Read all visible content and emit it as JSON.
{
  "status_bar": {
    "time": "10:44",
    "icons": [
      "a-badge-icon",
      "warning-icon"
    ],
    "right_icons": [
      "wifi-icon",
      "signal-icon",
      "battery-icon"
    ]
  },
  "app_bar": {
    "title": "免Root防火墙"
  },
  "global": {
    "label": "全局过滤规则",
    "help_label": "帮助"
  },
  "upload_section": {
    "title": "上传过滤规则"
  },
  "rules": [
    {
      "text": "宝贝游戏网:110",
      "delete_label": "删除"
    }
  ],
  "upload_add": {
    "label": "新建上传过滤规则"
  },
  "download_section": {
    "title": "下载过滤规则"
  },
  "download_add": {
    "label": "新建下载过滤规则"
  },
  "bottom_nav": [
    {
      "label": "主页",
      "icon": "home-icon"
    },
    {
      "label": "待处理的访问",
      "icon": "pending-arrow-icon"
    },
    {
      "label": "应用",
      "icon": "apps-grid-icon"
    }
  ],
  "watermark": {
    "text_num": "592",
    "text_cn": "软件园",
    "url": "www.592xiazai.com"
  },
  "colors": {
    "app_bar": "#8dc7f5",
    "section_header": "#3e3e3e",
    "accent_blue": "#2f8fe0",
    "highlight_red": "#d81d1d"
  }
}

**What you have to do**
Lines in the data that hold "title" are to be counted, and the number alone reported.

**Written reply**
3